The sale of Ibrox, the car park, Murray park and all the other assets from Duff & Phelps to the "consortium" were not legitimate and it will be the liquidators job to investigate the cosy arrangement between Sir David Murray, Duff & Phelps, Craig Whyte and Charles Green. Let us see if the liquidator thinks they are allowed to offload 10's of millions of debt by declaring itself a different company whilst at the same time claiming to be the same company using the same logo and name. The legal rules regarding administration and liquidation of companies clearly state this is not allowed, and if it is allowed, it will be open season for any other business to join the bandwagon and do the same.
Can anyone be allowed to run a business for 10 years without paying bills or taxes, then when your credit line is stopped, bring in your friends to "administer" the debts, sell off the assets on the cheap to your friends, create a smoke screen and pretend the new buyers are not your friends but are your enemies, then run the new business as if it’s still the same business that you’ve just had liquidated, minus the debts of course, and make free money by putting this new business on the "alternative" stock exchange, hoping you can find 20 million pounds from gullible people who can ill afford to lose their money. Somehow I can’t see the liquidator allowing this to happen, but if it is allowed, it will only show how corrupt the UK has become and will set a precedent for others to follow.

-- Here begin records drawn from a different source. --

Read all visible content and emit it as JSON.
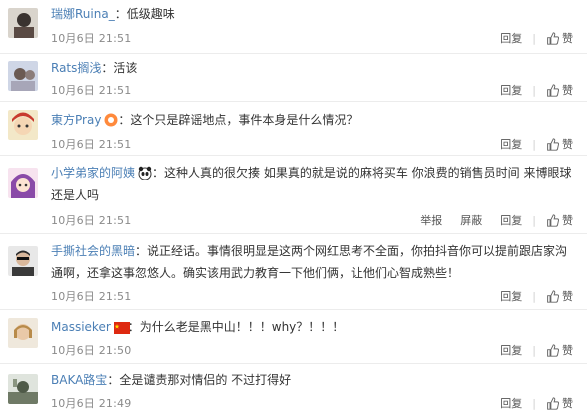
{
  "actions": {
    "report": "举报",
    "block": "屏蔽",
    "reply": "回复",
    "like": "赞"
  },
  "comments": [
    {
      "user": "瑞娜Ruina_",
      "content": "：低级趣味",
      "time": "10月6日 21:51"
    },
    {
      "user": "Rats搁浅",
      "content": "：活该",
      "time": "10月6日 21:51"
    },
    {
      "user": "東方Pray",
      "content": "：这个只是辟谣地点，事件本身是什么情况？",
      "time": "10月6日 21:51"
    },
    {
      "user": "小学弟家的阿姨",
      "content": "：这种人真的很欠揍 如果真的就是说的麻将买车 你浪费的销售员时间 来博眼球还是人吗",
      "time": "10月6日 21:51"
    },
    {
      "user": "手撕社会的黑暗",
      "content": "：说正经话。事情很明显是这两个网红思考不全面，你拍抖音你可以提前跟店家沟通啊，还拿这事忽悠人。确实该用武力教育一下他们俩，让他们心智成熟些！",
      "time": "10月6日 21:51"
    },
    {
      "user": "Massieker",
      "content": "：为什么老是黑中山！！！why？！！！",
      "time": "10月6日 21:50"
    },
    {
      "user": "BAKA路宝",
      "content": "：全是谴责那对情侣的 不过打得好",
      "time": "10月6日 21:49"
    }
  ]
}
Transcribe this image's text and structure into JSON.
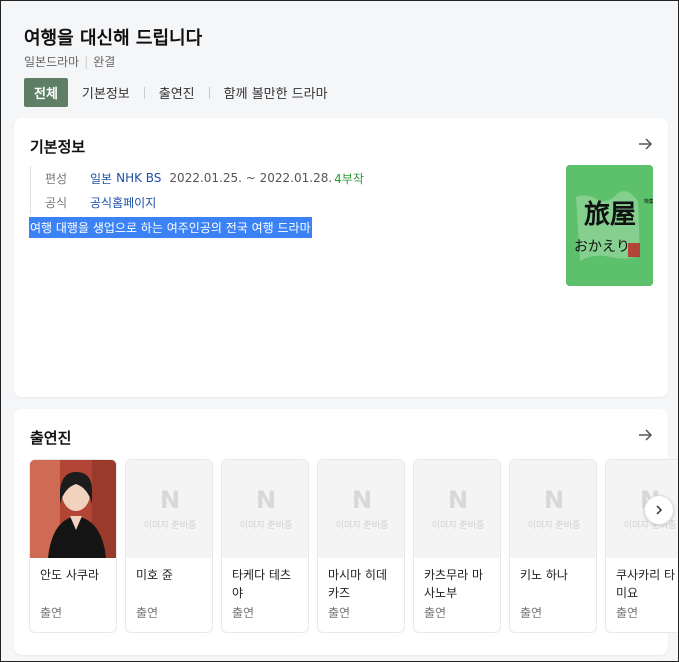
{
  "header": {
    "title": "여행을 대신해 드립니다",
    "meta": [
      "일본드라마",
      "완결"
    ],
    "tabs": [
      {
        "label": "전체",
        "active": true
      },
      {
        "label": "기본정보"
      },
      {
        "label": "출연진"
      },
      {
        "label": "함께 볼만한 드라마"
      }
    ]
  },
  "basic_info": {
    "title": "기본정보",
    "broadcast_key": "편성",
    "broadcast_country": "일본",
    "broadcast_channel": "NHK BS",
    "broadcast_period": "2022.01.25. ~ 2022.01.28.",
    "broadcast_episodes": "4부작",
    "official_key": "공식",
    "official_link": "공식홈페이지",
    "description": "여행 대행을 생업으로 하는 여주인공의 전국 여행 드라마",
    "poster_text": "旅屋おかえり",
    "poster_small_text": "特集ドラマ"
  },
  "cast_section": {
    "title": "출연진",
    "placeholder_logo": "N",
    "placeholder_label": "이미지 준비중",
    "members": [
      {
        "name": "안도 사쿠라",
        "role": "출연",
        "photo": true
      },
      {
        "name": "미호 쥰",
        "role": "출연",
        "photo": false
      },
      {
        "name": "타케다 테츠야",
        "role": "출연",
        "photo": false
      },
      {
        "name": "마시마 히데카즈",
        "role": "출연",
        "photo": false
      },
      {
        "name": "카츠무라 마사노부",
        "role": "출연",
        "photo": false
      },
      {
        "name": "키노 하나",
        "role": "출연",
        "photo": false
      },
      {
        "name": "쿠사카리 타미요",
        "role": "출연",
        "photo": false
      }
    ]
  },
  "colors": {
    "accent": "#5e7f66",
    "link": "#1e4fa6",
    "episodes": "#2b9a37",
    "selection": "#3b82f6",
    "poster": "#5dc06a"
  }
}
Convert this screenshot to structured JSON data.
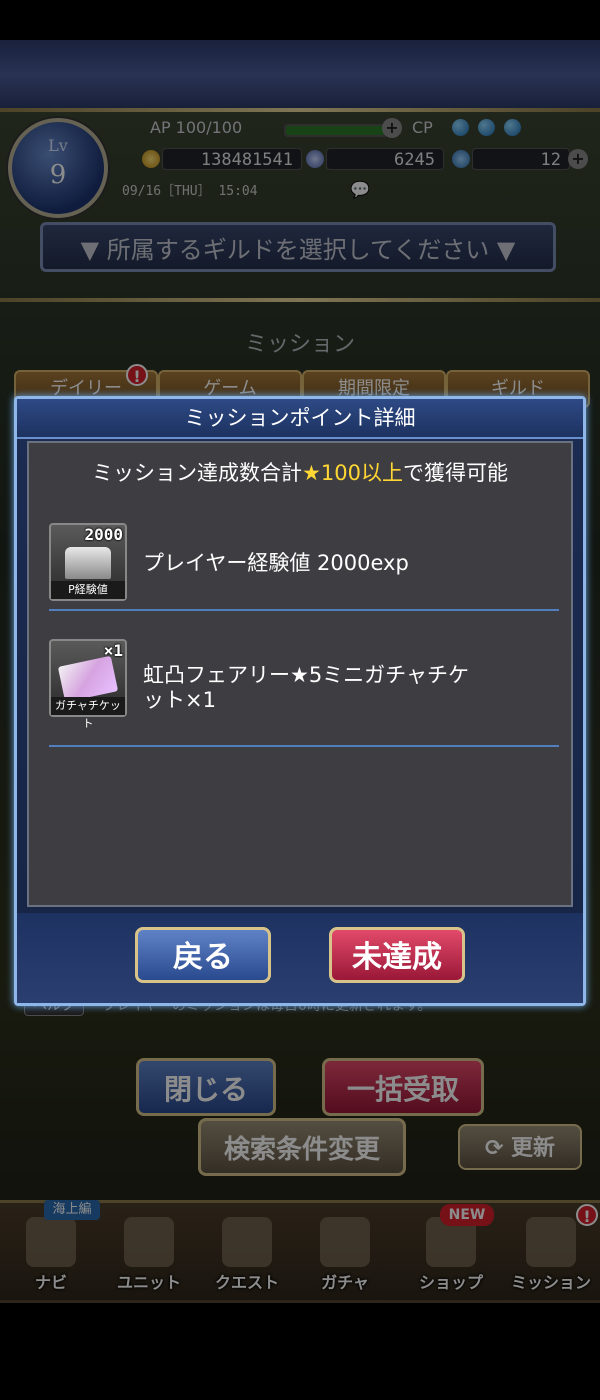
{
  "header": {
    "level_label": "Lv",
    "level_value": "9",
    "ap_text": "AP 100/100",
    "cp_label": "CP",
    "gold": "138481541",
    "gems": "6245",
    "tickets": "12",
    "datetime": "09/16［THU］ 15:04"
  },
  "guild_select": {
    "label": "▼ 所属するギルドを選択してください ▼"
  },
  "mission_screen": {
    "title": "ミッション",
    "tabs": [
      "デイリー",
      "ゲーム",
      "期間限定",
      "ギルド"
    ],
    "note": "プレイヤーのミッションは毎日0時に更新されます。",
    "help_label": "ヘルプ",
    "close_label": "閉じる",
    "claim_all_label": "一括受取",
    "search_label": "検索条件変更",
    "refresh_label": "更新"
  },
  "dialog": {
    "title": "ミッションポイント詳細",
    "condition_prefix": "ミッション達成数合計",
    "condition_highlight": "★100以上",
    "condition_suffix": "で獲得可能",
    "rewards": [
      {
        "count": "2000",
        "caption": "P経験値",
        "text": "プレイヤー経験値 2000exp"
      },
      {
        "count": "×1",
        "caption": "ガチャチケット",
        "text": "虹凸フェアリー★5ミニガチャチケット×1"
      }
    ],
    "back_label": "戻る",
    "status_label": "未達成"
  },
  "nav": {
    "items": [
      "ナビ",
      "ユニット",
      "クエスト",
      "ガチャ",
      "ショップ",
      "ミッション"
    ],
    "badge_sea": "海上編",
    "badge_new": "NEW"
  },
  "colors": {
    "accent_yellow": "#ffd633",
    "dialog_border": "#8fb6e8"
  }
}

Rangers fans can’t seem to understand the law is the law no matter what team you support. An important aspect of the liquidation work is to investigate the company's affairs and recover any assets that are missing, or have been transferred at undervalue out of the company. These transactions can be reversed by the liquidator.
Consider that Duff & Phelps were appointed by Craig Whyte who then sold the Rangers FC assets 2 days after the CVA was refused by the creditors. The assets were not put out for bidding on the open market to ensure maximum returns for the creditors, all the business was conducted behind closed doors.
Consider Charles Green openly says the assets are worth around 80 million. Do you not think it will be the liquidator's duty to represent the creditors and investigate this asset sale? Were the assets sold undervalue? Charles Green has openly admitted they have!
Transferring assets at less than their value may constitute fraud. Duff & Phelps could face criminal charges. In addition, transfers of the company's assets shortly before the onset of insolvency may constitute a preference or undervalue transaction and be overturned by the court at the request of the creditors. Do you think the creditors will sit passively by when so many millions of pounds are at stake?
Not only will the asset sale be scrutinised and investigated, the law restricts the re-use of a company name of a company previously gone into liquidation (section 216 of the Insolvancy Act 1986). The name which can’t be used is known as the "prohibited name" A "prohibited name" is a name by which the liquidated company was known at any time in the 12 months prior to liquidation, whether this is its registered name at company house, it's trading name, or any name so similar to the liquidated company’s trading or registered name as to suggest an association with the liquidated company. It is therefore very clear the legal insolvency rules are being broken openly and brazenly by Charles Green and his "consortium". Whether they get away with this will remain to be seen.
Important warning to Charles Green and his consortium: Section 216 of the insolvency act states it is illegal to use the same name or associate any new business with a liquidated business. If you contravene section 216 of the act you are committing a criminal offence. You may be prosecuted by the Department of Business Innovation and Skills and you could go to prison if you are prosecuted. In addition, under section 217 of the act, you could be made personally liable for the debts incurred during the time that you were managing a business using a prohibited name, even if it was a limited company. This could happen whether you are prosecuted under section 216 or not.
Warning to Ally McCoist: Even if you are not contravening section 216 of the Act, you will be personally liable for the debts of a company if you are involved in managing a business and you act on instructions from someone you know is contravening section 216. Pleading ignorance is not a valid defence. http://webarchive.nationalarchives.gov.uk/+/http://www.insolvency.gov.uk/pdfs/guidanceleafletspdf/reuseofcompanyname.pdf